#### [Exercise aim]
What lines of the data hold the string "level"? Pull each one out.

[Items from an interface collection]

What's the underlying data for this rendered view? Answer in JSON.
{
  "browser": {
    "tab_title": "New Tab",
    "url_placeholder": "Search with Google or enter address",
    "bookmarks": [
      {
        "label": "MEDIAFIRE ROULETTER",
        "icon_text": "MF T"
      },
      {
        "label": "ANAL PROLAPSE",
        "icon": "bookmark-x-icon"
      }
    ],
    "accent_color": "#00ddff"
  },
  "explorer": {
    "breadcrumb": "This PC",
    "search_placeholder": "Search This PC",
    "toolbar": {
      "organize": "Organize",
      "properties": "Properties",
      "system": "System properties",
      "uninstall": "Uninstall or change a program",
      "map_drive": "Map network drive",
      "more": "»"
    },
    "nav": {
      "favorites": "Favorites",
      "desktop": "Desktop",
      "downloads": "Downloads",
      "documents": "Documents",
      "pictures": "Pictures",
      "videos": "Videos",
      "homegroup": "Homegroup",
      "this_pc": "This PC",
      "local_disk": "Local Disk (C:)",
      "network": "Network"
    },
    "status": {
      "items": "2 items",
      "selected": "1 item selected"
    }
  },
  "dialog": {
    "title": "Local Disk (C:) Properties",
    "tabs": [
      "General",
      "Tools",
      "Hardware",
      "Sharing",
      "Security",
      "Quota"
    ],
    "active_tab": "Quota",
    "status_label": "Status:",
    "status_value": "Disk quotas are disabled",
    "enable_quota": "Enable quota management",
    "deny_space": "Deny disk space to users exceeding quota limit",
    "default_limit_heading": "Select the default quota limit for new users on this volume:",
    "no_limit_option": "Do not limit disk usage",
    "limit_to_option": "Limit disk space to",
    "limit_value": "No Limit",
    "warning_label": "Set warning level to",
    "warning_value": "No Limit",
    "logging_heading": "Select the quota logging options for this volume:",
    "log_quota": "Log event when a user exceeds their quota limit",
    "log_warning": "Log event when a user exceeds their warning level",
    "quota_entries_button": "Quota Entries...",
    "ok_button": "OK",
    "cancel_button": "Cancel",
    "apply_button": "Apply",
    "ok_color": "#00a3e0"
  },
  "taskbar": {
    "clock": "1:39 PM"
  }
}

#### [Result below]
    "warning_label": "Set warning level to",
    "log_warning": "Log event when a user exceeds their warning level",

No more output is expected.